Consumers who choose to make their encrypted data available to third-party apps, will share that information with developers working on tools like medication tracking, disease management, nutrition planning and medical research. Any data that's shared will require a user's permission and does not flow through Apple's servers, the company said.
At Apple's annual developer show, WWDC, the company highlighted some uses of health and fitness technology on stage. But the details surrounding the new use of medical records were only shared through a post on the company's newsroom site.
The announcement is a followup to the introduction of a health records offering, which Apple unveiled in January, letting consumers turn their iPhone into a storage bank of medical information, including medication and lab tests. That's all part of an Apple product called HealthKit.
"With the potential of health records information paired with HealthKit data, patients are on the path to receiving a holistic view of their health," said Jeff Williams, Apple's chief operating officer, in the statement.

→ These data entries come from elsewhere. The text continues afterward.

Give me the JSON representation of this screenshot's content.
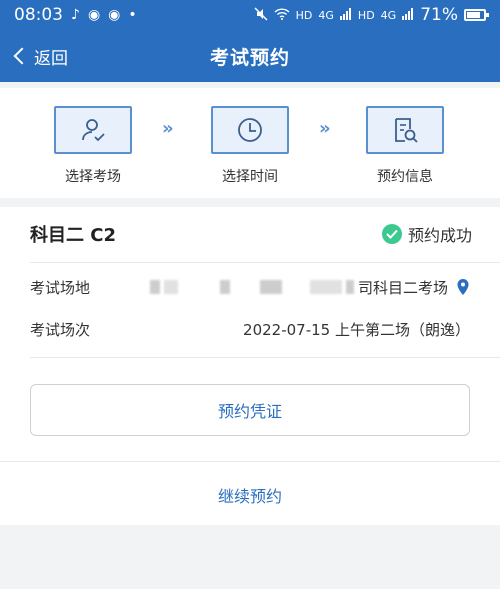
{
  "status_bar": {
    "time": "08:03",
    "left_icons": [
      "tiktok-icon",
      "weibo-icon",
      "weibo-icon",
      "dot-icon"
    ],
    "right_labels": [
      "HD",
      "4G",
      "HD",
      "4G"
    ],
    "battery_text": "71%",
    "battery_level": 0.71
  },
  "nav": {
    "back_label": "返回",
    "title": "考试预约"
  },
  "steps": [
    {
      "label": "选择考场",
      "icon": "user-check-icon"
    },
    {
      "label": "选择时间",
      "icon": "clock-icon"
    },
    {
      "label": "预约信息",
      "icon": "document-search-icon"
    }
  ],
  "step_arrow": "»",
  "booking": {
    "subject": "科目二 C2",
    "status": "预约成功",
    "venue_label": "考试场地",
    "venue_value_suffix": "司科目二考场",
    "session_label": "考试场次",
    "session_value": "2022-07-15 上午第二场（朗逸）"
  },
  "actions": {
    "voucher": "预约凭证",
    "continue": "继续预约"
  },
  "colors": {
    "primary": "#2a6fbf",
    "success": "#3cc88e",
    "step_border": "#5a8fd0",
    "step_bg": "#e8f0fb"
  }
}
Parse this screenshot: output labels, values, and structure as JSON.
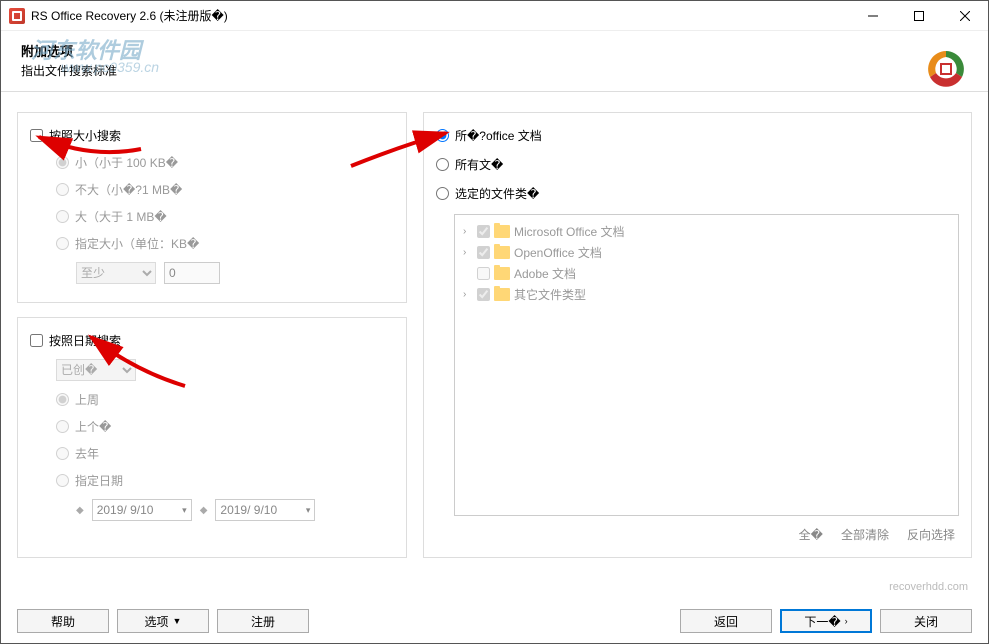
{
  "window": {
    "title": "RS Office Recovery 2.6 (未注册版�)"
  },
  "watermark": {
    "text": "河东软件园",
    "url": "www.pc0359.cn"
  },
  "header": {
    "title": "附加选项",
    "subtitle": "指出文件搜索标准"
  },
  "leftPanel": {
    "size": {
      "checkbox_label": "按照大小搜索",
      "options": {
        "small": "小（小于 100 KB�",
        "medium": "不大（小�?1 MB�",
        "large": "大（大于 1 MB�",
        "custom": "指定大小（单位：KB�"
      },
      "custom_select": "至少",
      "custom_value": "0"
    },
    "date": {
      "checkbox_label": "按照日期搜索",
      "select_value": "已创�",
      "options": {
        "last_week": "上周",
        "last_month": "上个�",
        "last_year": "去年",
        "custom": "指定日期"
      },
      "from_date": "2019/ 9/10",
      "to_date": "2019/ 9/10"
    }
  },
  "rightPanel": {
    "options": {
      "all_office": "所�?office 文档",
      "all_files": "所有文�",
      "selected_types": "选定的文件类�"
    },
    "tree": {
      "items": [
        {
          "label": "Microsoft Office 文档",
          "checked": true,
          "expandable": true
        },
        {
          "label": "OpenOffice 文档",
          "checked": true,
          "expandable": true
        },
        {
          "label": "Adobe 文档",
          "checked": false,
          "expandable": false
        },
        {
          "label": "其它文件类型",
          "checked": true,
          "expandable": true
        }
      ]
    },
    "actions": {
      "select_all": "全�",
      "clear_all": "全部清除",
      "invert": "反向选择"
    }
  },
  "footer": {
    "link": "recoverhdd.com",
    "buttons": {
      "help": "帮助",
      "options": "选项",
      "register": "注册",
      "back": "返回",
      "next": "下一�",
      "close": "关闭"
    }
  }
}
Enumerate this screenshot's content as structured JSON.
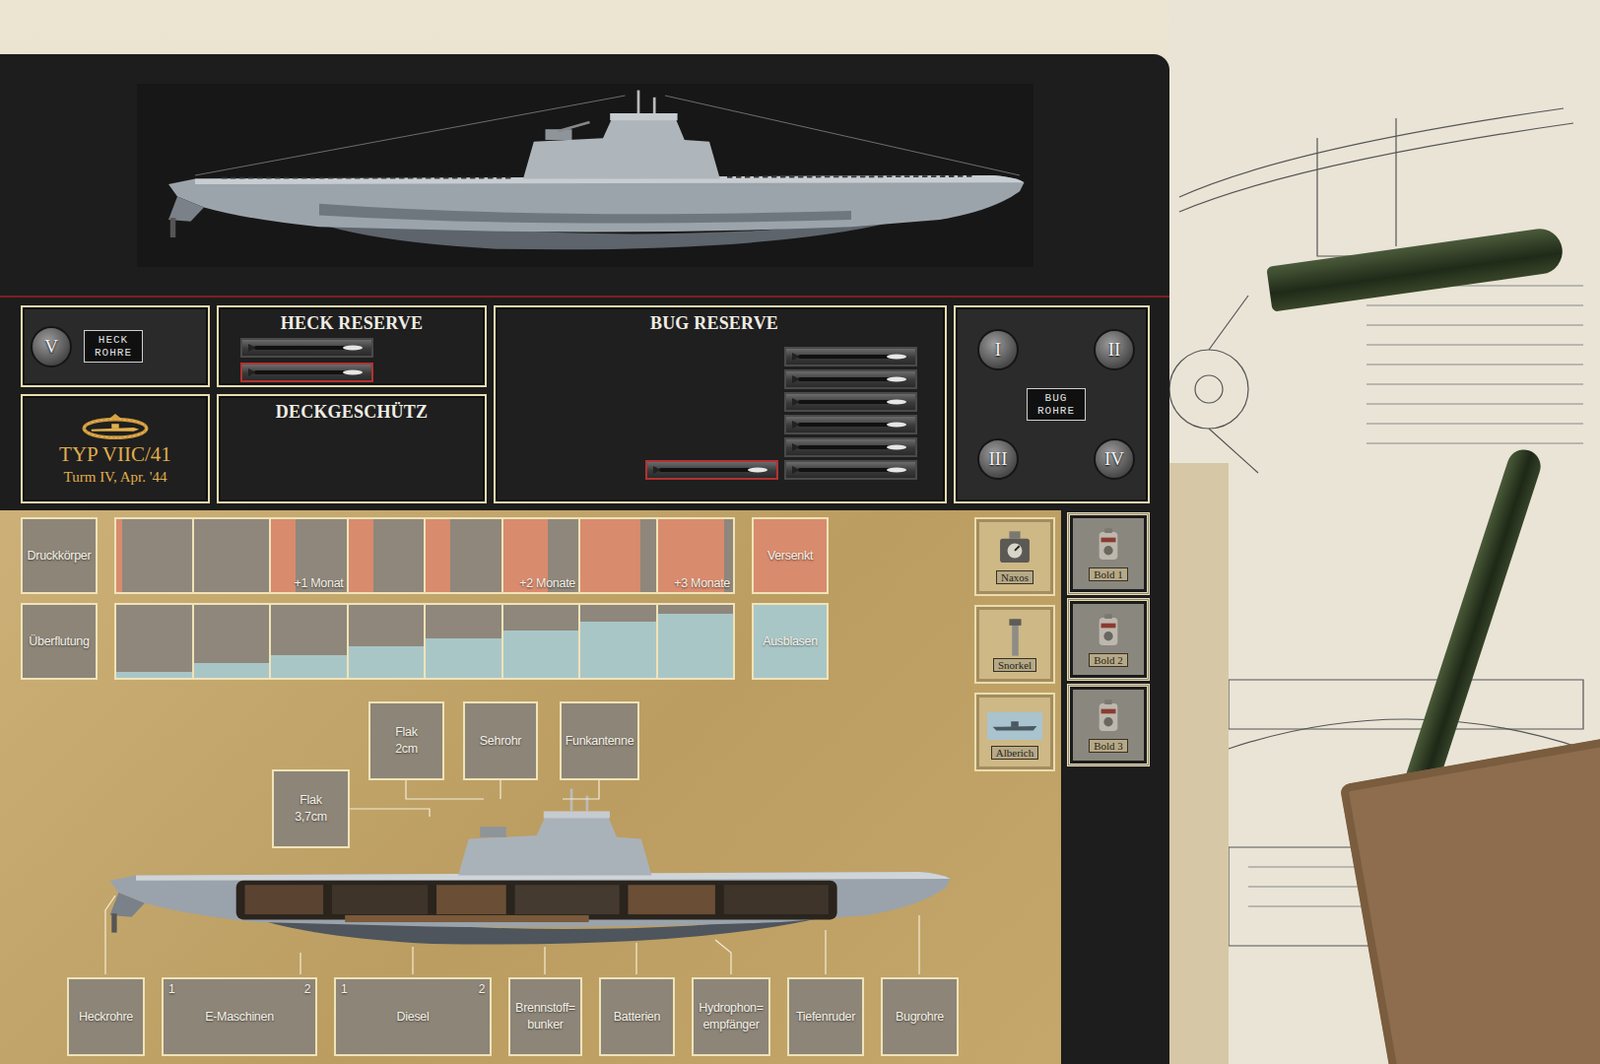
{
  "stern_tubes": {
    "plaque": "HECK\nROHRE",
    "tubes": [
      {
        "label": "V"
      }
    ]
  },
  "stern_reserve": {
    "title": "HECK RESERVE",
    "torpedoes": [
      {
        "selected": false
      },
      {
        "selected": true
      }
    ]
  },
  "bow_reserve": {
    "title": "BUG RESERVE",
    "racks": [
      {
        "selected": false
      },
      {
        "selected": false
      },
      {
        "selected": false
      },
      {
        "selected": false
      },
      {
        "selected": false
      },
      {
        "selected": false
      }
    ],
    "staged": [
      {
        "selected": true
      }
    ]
  },
  "bow_tubes": {
    "plaque": "BUG\nROHRE",
    "tubes": [
      {
        "label": "I"
      },
      {
        "label": "II"
      },
      {
        "label": "III"
      },
      {
        "label": "IV"
      }
    ]
  },
  "type_card": {
    "type": "TYP VIIC/41",
    "refit": "Turm IV, Apr. '44"
  },
  "deck_gun": {
    "title": "DECKGESCHÜTZ"
  },
  "damage_tracks": [
    {
      "label": "Druckkörper",
      "kind": "hull",
      "color": "#d98b6e",
      "end": "Versenkt",
      "cells": [
        {
          "level": 0.08
        },
        {
          "level": 0
        },
        {
          "level": 0.33,
          "note": "+1 Monat"
        },
        {
          "level": 0.33
        },
        {
          "level": 0.33
        },
        {
          "level": 0.6,
          "note": "+2 Monate"
        },
        {
          "level": 0.8
        },
        {
          "level": 0.88,
          "note": "+3 Monate"
        }
      ]
    },
    {
      "label": "Überflutung",
      "kind": "flooding",
      "color": "#a9c6c7",
      "end": "Ausblasen",
      "cells": [
        {
          "level": 0.08
        },
        {
          "level": 0.2
        },
        {
          "level": 0.31
        },
        {
          "level": 0.43
        },
        {
          "level": 0.54
        },
        {
          "level": 0.65
        },
        {
          "level": 0.77
        },
        {
          "level": 0.88
        }
      ]
    }
  ],
  "systems": {
    "top": [
      {
        "label": "Flak\n2cm"
      },
      {
        "label": "Sehrohr"
      },
      {
        "label": "Funkantenne"
      },
      {
        "label": "Flak\n3,7cm"
      }
    ],
    "bottom": [
      {
        "label": "Heckrohre",
        "slots": []
      },
      {
        "label": "E-Maschinen",
        "slots": [
          "1",
          "2"
        ]
      },
      {
        "label": "Diesel",
        "slots": [
          "1",
          "2"
        ]
      },
      {
        "label": "Brennstoff=\nbunker",
        "slots": []
      },
      {
        "label": "Batterien",
        "slots": []
      },
      {
        "label": "Hydrophon=\nempfänger",
        "slots": []
      },
      {
        "label": "Tiefenruder",
        "slots": []
      },
      {
        "label": "Bugrohre",
        "slots": []
      }
    ]
  },
  "equipment": [
    {
      "label": "Naxos",
      "kind": "naxos"
    },
    {
      "label": "Snorkel",
      "kind": "snorkel"
    },
    {
      "label": "Alberich",
      "kind": "alberich"
    }
  ],
  "crew": [
    {
      "label": "Bold 1"
    },
    {
      "label": "Bold 2"
    },
    {
      "label": "Bold 3"
    }
  ]
}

Health data has long been challenging for patients to access because it's typically scattered across various medical institutions on a host of different proprietary systems. Developers also struggle to incorporate this information into their apps, as it tends to be expensive and time-consuming to connect with all the relevant providers and health records vendors.